The brain is very much like a computer. This is no coincidence – early computer scientists had the brain as an example of an information processing machine, and they designed computers with brains in mind. Our brains share at least three main characteristics with computers – Short Term Memory (known as RAM in computers), processing Functions, and Long-Term Memory. For people with dementia, problems with Short Term Memory are typically the first indicator that something is wrong. It just becomes difficult to hold onto new information, even for a few minutes. This has to do with the chemical and physical nature of the brain, and how new information is stored. An important note here is that we all have “Reserve Capacity” in our brains. A disease process like Parkinson’s or alcohol-related dementia might be operating for some time before repeated short term memory deficits are noted – the brain’s Reserve Capacity is covering for the initial brain damage. Once the Reserve Capacity is exhausted, though, the Short Term Memory difficulties become more obvious.
We also share Processing functions with computers. This processing power is used to accept sensory data and information and then respond to it. “I’m cold, I need a sweater," is an example of simple processing. Part of Processing Power, too, is the brain’s ability to ‘order’ action from the rest of the body – move a leg, for example. Fairly early in the dementia process, families will notice that people with dementia cannot put information together quickly, or at all. They will also note that control of the body becomes more difficult. This is a period of the highest frustration for people with dementia and is usually the most difficult period for families, too. Watching loved ones not be able to put together a thought, or have increasing difficulty talking and walking, is hard for everyone.

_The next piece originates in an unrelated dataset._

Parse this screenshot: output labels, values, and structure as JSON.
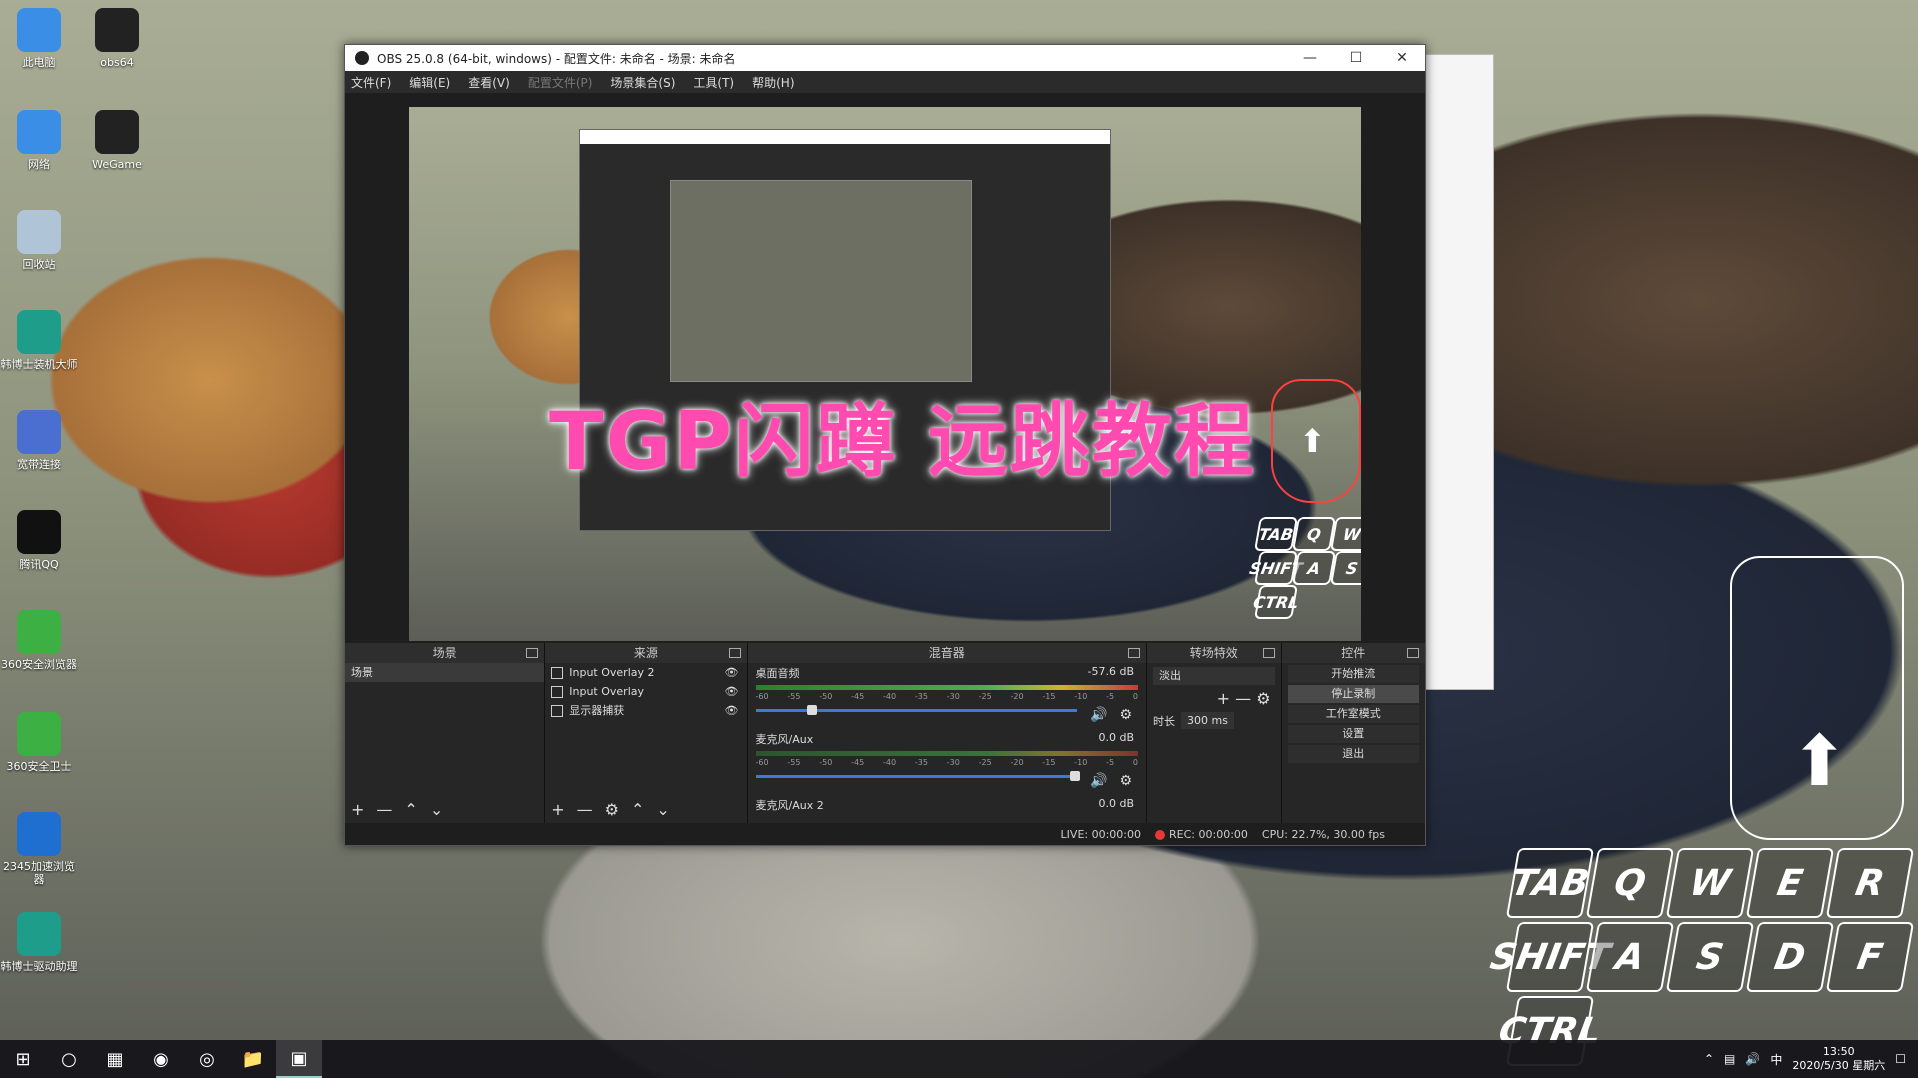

Long-Term Memory is often retained by someone with dementia for some time. Because of short term memory problems and difficulty in processing, in fact, many people with Dementia end up living much of their lives in a previous time and even another place. For many people, this indicates something of a middle stage in the disease. This period, too, is when wandering (leaving where one is and trying to get to a new location that is not grounded in fact) typically starts. Wandering can be very dangerous for seniors with dementia. They are looking for a location that literally does not exist and are typically not aware of traffic or other dangers in their search.
How Does My Family Handle a Dementia Diagnosis?
Here is some straight talk about Dementia in seniors. It’s hard. It’s very hard. And it’s sad. A once vital loved one is increasingly unable to participate in the day to day world. To help them, we end up living in their world, where, with training and compassion we can comfort them.
1. Stick close to your doctors. There are medications that can help, particularly early in some of the disease processes.
2. Find your local patient support groups, like the Alzheimer’s Association. They can help both the individual with dementia and their family. “Day Programs” for people with dementia can be wonderful; they help the senior stay grounded, help the family understand the process, and give the family a break in caretaking. Everyone wins, and the programs are often offered free or very inexpensively by various public entities.
3. Learn how to communicate with those with dementia. There are plenty of courses available. The basics are - 1. Don’t argue, 2. Live in their world, and 3. Redirect requests you cannot help them with and redirect from things that confuse or frighten them.
When Living at Home No Longer Works
One of the most valuable pieces of advice I even received relative to dementia in seniors was this: “This is a terrible disease. Don’t let it take down an entire family or multiple generations of a family.” Some families have the resources to take care of a senior with dementia at home. Some just don’t, for a wide variety of reasons. For these families, it’s not defeat to consider a qualified Memory Care Community. It’s a kindness, for both the senior and the rest of the family.
Call Assisted Living Locators Long Island to discuss any aspect of care for your loved one with dementia. We can help.